In response to this problem, Gatchalian has launched a nationwide Karapatan sa Edukasyon caravan to build grassroots support for his proposed measure, House Bill No. 5905, to be known as the “Free Higher Education Act”.

Under the bill, Filipino students pursuing their first undergraduate degree would be entitled to a full tuition subsidy at all state universities and colleges (SUCs).

“My conversations with students and parents during this caravan have convinced me that free SUC tuition is a step in the right direction. I have met so many bright and ambitious students who are truly driven to graduate from college in order to pull their families out of poverty and contribute to nation-building, but financial difficulties are threatening their ability to accomplish this.

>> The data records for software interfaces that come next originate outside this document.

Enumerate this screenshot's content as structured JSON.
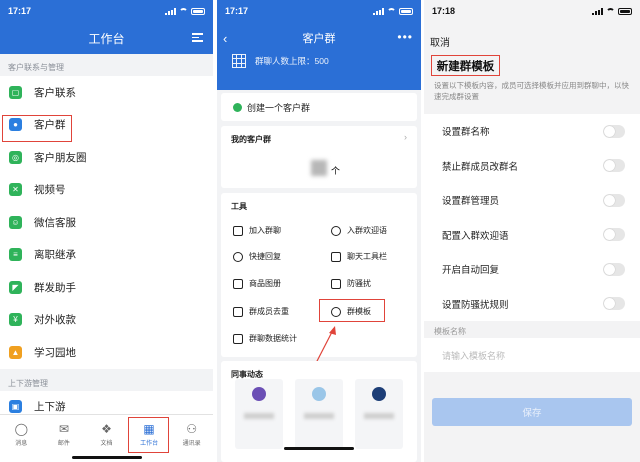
{
  "colors": {
    "brand_blue": "#2b6fd6",
    "highlight_red": "#e0443a",
    "accent_green": "#2fb35a"
  },
  "panel1": {
    "time": "17:17",
    "title": "工作台",
    "section1": "客户联系与管理",
    "items": [
      {
        "label": "客户联系",
        "icon": "contacts-icon"
      },
      {
        "label": "客户群",
        "icon": "person-icon"
      },
      {
        "label": "客户朋友圈",
        "icon": "moments-icon"
      },
      {
        "label": "视频号",
        "icon": "video-icon"
      },
      {
        "label": "微信客服",
        "icon": "service-icon"
      },
      {
        "label": "离职继承",
        "icon": "handover-icon"
      },
      {
        "label": "群发助手",
        "icon": "broadcast-icon"
      },
      {
        "label": "对外收款",
        "icon": "payment-icon"
      },
      {
        "label": "学习园地",
        "icon": "graduation-icon"
      }
    ],
    "section2": "上下游管理",
    "partial_item": "上下游",
    "tabs": [
      {
        "label": "消息",
        "icon": "chat-icon"
      },
      {
        "label": "邮件",
        "icon": "mail-icon"
      },
      {
        "label": "文档",
        "icon": "document-icon"
      },
      {
        "label": "工作台",
        "icon": "grid-icon"
      },
      {
        "label": "通讯录",
        "icon": "people-icon"
      }
    ]
  },
  "panel2": {
    "time": "17:17",
    "title": "客户群",
    "limit_text": "群聊人数上限：500",
    "create_label": "创建一个客户群",
    "my_groups_title": "我的客户群",
    "count_unit": "个",
    "tools_title": "工具",
    "tools": [
      {
        "label": "加入群聊"
      },
      {
        "label": "入群欢迎语"
      },
      {
        "label": "快捷回复"
      },
      {
        "label": "聊天工具栏"
      },
      {
        "label": "商品图册"
      },
      {
        "label": "防骚扰"
      },
      {
        "label": "群成员去重"
      },
      {
        "label": "群模板"
      },
      {
        "label": "群聊数据统计"
      }
    ],
    "feed_title": "同事动态"
  },
  "panel3": {
    "time": "17:18",
    "cancel_label": "取消",
    "title": "新建群模板",
    "description": "设置以下模板内容，成员可选择模板并应用到群聊中，以快速完成群设置",
    "settings": [
      {
        "label": "设置群名称",
        "enabled": false
      },
      {
        "label": "禁止群成员改群名",
        "enabled": false
      },
      {
        "label": "设置群管理员",
        "enabled": false
      },
      {
        "label": "配置入群欢迎语",
        "enabled": false
      },
      {
        "label": "开启自动回复",
        "enabled": false
      },
      {
        "label": "设置防骚扰规则",
        "enabled": false
      }
    ],
    "template_name_label": "模板名称",
    "template_name_placeholder": "请输入模板名称",
    "save_label": "保存"
  }
}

We need to do something more to help them realize these admirable dreams,” said Gatchalian.

Gatchalian is set to continue advocating for his bill at consultations scheduled for this week in Tawi-Tawi, Zamboanga, Cagayan, and Isabela, following his consultations at SUCs in Southern Luzon and Visayas over the past two weeks. (Aureli Sinsuat)